What Is The Purpose Of The Us Government?
Weaker people might band together and take away the rights of the stronger and smarter people. For example, you probably agree that everyone in the United States has the right to be protected from robbers and burglars. The belief that everyone should have this protection is shared by most people in the United States. We hear about it on television, in the newspaper, and in discussions.
The Constitution, which was written in 1787, is considered the “supreme law of the land” because it cannot be surpassed. When creating the Preamble of the Constitution, the Founding Fathers based the government on three main principles, which were inherent rights, self government and separation of powers. Inherent rights are rights granted to anyone living in the United States.
Government purposemeans any activity in which the Government is a party, including cooperative agreements with international or multi-national defense organizations or sales or transfers by the Government to foreign governments or international organizations. Government Purposes include competitive procurement, but do not include the rights to practice a Subject Invention for commercial purposes or authorize others to do so. Protection from fellow citizens includes enforcing civil law that defines property, contracts and minor injuries so people can effectively exercise their right to acquire and possess property and sue people for less than criminal injuries. State laws must protect the integrity of the family by defining marriage and specifying duties and rights of family members.
Most recent in the Founders’ experience was the government established by the Articles of Confederation—a “firm league of friendship” that had been too weak to provide an effective form of government. This was to be a republic that worked—not one that failed as all previous attempts had. They were well acquainted with the claim that liberty and safety are best secured by a government of separated and divided powers, accompanied by proper checks and balances. The Framers’ republic went one step further by dividing power between two “distinct governments” to cite Federalist No. 51—the federal level and the state level, and then subdividing power among separate departments or branches within these governments.

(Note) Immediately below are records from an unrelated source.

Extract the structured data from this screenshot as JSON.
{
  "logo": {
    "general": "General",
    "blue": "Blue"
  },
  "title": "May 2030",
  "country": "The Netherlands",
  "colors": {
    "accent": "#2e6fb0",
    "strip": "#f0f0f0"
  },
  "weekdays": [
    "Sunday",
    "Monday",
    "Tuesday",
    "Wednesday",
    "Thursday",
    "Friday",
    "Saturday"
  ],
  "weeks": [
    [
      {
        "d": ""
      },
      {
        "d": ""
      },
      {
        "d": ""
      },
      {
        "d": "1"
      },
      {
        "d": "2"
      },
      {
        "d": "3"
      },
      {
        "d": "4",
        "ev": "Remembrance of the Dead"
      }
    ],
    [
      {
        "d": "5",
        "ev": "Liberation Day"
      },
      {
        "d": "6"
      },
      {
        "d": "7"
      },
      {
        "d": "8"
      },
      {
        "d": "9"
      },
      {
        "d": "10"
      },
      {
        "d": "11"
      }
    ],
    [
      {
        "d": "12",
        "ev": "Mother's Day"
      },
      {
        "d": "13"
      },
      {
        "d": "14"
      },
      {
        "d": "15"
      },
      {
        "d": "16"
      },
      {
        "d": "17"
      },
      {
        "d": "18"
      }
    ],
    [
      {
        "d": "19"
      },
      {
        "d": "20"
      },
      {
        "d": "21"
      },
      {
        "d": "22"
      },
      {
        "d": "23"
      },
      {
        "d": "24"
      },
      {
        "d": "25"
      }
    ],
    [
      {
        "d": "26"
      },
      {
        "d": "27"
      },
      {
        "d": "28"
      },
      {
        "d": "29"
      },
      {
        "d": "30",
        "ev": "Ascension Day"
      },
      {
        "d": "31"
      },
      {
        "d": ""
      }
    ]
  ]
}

Finally, governments provide for the “general welfare” of their people.
The stronger and smarter people might try to take away other people’s lives, liberty, or property. Think what your classroom might be like if there were no rules. Think what might happen if the teacher didn’t have the right to tell anyone what to do. Many of the Founders believed people receive these rights from God. Others believed that people have them just because it is natural for people to have them.